→ **The problem**:
Lines from the entries below that hold "اطلاعات" form the answer; copy all of them.

Excerpts from an interface dataset:
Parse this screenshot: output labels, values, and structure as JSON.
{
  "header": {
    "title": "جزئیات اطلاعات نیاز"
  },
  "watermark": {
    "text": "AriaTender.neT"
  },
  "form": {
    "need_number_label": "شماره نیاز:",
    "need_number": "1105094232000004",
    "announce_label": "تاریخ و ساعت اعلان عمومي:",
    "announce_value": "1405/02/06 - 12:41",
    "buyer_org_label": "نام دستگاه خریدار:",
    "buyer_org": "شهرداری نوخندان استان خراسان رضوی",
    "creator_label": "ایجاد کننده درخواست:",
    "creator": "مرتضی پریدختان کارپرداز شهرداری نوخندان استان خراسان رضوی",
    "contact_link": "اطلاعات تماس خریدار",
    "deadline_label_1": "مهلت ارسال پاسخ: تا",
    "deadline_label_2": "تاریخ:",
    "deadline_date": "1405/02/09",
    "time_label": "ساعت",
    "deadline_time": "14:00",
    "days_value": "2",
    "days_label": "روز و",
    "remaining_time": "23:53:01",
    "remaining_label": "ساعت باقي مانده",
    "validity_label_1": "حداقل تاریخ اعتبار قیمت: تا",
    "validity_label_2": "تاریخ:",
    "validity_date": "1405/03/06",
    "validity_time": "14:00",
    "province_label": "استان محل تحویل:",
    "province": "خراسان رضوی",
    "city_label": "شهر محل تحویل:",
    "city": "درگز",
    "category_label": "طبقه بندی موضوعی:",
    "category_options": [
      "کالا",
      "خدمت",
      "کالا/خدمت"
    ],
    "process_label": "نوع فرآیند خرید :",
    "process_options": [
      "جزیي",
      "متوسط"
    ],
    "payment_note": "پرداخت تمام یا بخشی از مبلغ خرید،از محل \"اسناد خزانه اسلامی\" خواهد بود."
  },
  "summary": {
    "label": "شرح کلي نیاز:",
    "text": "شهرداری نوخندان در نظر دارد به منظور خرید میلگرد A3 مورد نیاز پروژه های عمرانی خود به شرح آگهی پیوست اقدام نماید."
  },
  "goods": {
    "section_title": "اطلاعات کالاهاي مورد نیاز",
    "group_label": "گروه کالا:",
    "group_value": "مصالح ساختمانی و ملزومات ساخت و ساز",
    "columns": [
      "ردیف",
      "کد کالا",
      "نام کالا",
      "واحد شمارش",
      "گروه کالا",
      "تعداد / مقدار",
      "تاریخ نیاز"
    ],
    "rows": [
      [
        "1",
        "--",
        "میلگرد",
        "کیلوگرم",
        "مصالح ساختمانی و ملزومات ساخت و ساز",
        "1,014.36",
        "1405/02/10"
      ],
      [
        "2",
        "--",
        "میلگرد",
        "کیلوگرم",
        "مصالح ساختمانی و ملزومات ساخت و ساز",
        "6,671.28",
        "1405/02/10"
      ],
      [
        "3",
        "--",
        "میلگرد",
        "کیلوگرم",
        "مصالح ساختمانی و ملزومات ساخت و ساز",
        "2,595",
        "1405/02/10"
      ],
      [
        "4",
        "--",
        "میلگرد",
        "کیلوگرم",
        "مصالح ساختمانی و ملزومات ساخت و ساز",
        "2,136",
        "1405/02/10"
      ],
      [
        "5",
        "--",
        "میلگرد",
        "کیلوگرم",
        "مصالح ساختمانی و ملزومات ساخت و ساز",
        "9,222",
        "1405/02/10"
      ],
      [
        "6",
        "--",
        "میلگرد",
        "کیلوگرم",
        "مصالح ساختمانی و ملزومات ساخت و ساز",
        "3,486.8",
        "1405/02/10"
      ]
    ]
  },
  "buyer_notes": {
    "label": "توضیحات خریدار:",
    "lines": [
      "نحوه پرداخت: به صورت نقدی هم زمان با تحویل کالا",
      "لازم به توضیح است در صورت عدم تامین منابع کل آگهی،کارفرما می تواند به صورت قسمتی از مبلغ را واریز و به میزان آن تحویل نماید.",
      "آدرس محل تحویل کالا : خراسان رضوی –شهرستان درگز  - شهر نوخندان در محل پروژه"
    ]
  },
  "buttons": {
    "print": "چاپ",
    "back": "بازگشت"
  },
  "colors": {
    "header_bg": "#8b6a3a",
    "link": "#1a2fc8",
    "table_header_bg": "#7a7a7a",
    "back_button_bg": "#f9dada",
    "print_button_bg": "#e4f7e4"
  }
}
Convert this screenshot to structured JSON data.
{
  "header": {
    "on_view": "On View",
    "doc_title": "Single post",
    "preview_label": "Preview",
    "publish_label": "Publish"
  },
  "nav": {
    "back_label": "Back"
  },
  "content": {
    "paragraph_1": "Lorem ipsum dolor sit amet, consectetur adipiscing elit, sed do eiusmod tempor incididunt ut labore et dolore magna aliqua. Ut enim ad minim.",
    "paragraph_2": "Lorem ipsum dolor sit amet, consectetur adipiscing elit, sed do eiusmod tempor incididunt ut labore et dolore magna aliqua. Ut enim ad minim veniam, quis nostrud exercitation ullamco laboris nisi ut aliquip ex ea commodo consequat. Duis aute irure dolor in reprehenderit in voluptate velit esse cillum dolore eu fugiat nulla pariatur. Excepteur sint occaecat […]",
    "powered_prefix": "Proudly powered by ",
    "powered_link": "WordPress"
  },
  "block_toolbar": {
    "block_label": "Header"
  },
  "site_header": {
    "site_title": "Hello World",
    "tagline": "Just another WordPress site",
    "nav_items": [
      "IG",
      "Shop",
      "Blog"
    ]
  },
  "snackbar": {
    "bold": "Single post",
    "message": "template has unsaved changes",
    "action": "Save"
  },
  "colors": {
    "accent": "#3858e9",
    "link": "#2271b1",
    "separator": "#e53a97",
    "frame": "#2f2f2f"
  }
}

→ **Task output**:
    "title": "جزئیات اطلاعات نیاز"
    "contact_link": "اطلاعات تماس خریدار",
    "section_title": "اطلاعات کالاهاي مورد نیاز",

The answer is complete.